A bill that limits delivery companies from taking more than 10 percent in commission

Perhaps the most controversial of the new bills, this law will limit delivery companies from charging restaurants more than 10 percent in commission fees for each order. This would also include the fees restaurants pay delivery companies to feature their establishments higher up in searches, Johnson tells Eater. Currently, restaurants pay anywhere between 10 to 30 percent in commission fees, which do not include additional fees to be featured higher up in the search results.

Grubhub declined to comment on how it would proceed if this bill becomes law, and Doordash and UberEats — two of the other biggest delivery services in the city — did not return requests for comment. Delivery companies will be charged a minimum of $1,000 for each order that violates the law.

“Small restaurants can’t afford to pay sky-high fees,” Johnson tells Eater. “There’s no reason why this cap can’t work for both restaurant owners and delivery companies.”

This law will function separately from one being considered at the state level by the State Liquor Authority, which would also cap commissions at 10 percent. While that only covers restaurants that have liquor licenses, the new Council bill covers those that don’t have one as well.

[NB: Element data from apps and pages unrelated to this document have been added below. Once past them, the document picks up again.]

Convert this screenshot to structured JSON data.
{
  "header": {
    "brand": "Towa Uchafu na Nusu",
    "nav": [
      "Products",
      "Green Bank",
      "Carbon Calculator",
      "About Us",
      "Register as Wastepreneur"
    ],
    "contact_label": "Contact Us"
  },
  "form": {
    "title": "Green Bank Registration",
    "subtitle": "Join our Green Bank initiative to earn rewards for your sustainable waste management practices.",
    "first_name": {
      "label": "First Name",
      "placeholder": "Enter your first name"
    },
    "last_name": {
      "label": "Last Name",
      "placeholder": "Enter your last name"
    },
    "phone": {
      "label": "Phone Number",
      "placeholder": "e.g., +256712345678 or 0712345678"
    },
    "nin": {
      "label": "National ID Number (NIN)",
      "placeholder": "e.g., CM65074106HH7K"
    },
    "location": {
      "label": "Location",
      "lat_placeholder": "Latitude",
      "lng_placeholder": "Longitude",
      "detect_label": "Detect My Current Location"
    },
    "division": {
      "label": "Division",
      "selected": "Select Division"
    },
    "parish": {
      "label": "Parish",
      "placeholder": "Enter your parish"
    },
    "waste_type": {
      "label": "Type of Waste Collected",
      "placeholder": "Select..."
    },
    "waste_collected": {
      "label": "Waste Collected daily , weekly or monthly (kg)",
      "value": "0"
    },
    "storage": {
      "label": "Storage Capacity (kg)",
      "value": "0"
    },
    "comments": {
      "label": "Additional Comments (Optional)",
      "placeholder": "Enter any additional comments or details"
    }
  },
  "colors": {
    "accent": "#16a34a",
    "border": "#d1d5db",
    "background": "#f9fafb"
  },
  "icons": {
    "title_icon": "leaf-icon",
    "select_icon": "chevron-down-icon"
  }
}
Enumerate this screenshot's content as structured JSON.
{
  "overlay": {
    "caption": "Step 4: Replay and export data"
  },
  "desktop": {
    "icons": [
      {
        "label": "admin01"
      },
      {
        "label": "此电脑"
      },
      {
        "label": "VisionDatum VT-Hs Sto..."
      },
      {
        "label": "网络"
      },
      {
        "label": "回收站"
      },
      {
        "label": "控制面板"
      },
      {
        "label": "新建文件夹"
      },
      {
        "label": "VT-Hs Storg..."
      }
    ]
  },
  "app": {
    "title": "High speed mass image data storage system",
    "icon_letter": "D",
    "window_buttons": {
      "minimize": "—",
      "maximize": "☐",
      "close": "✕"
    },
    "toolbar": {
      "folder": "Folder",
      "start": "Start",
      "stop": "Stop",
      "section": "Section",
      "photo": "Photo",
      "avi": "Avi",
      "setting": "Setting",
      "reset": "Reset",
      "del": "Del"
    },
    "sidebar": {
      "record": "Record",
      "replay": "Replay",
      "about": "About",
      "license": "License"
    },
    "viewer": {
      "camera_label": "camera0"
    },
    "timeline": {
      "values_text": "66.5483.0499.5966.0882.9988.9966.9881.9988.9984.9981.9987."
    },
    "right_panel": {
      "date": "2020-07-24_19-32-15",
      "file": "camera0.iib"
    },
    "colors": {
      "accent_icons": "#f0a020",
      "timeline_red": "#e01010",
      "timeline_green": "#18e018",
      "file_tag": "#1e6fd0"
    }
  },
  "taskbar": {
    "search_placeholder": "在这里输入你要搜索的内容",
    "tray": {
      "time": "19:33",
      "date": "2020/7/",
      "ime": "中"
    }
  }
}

UPDATE 3/3/2020: Max Retting, the head of public policy at Doordash issued the following statement to Eater:

“We look forward to continuing to work with local elected officials as we strive to foster a culture of transparency and collaboration that we believe will best serve all of our users and the entire DoorDash community.”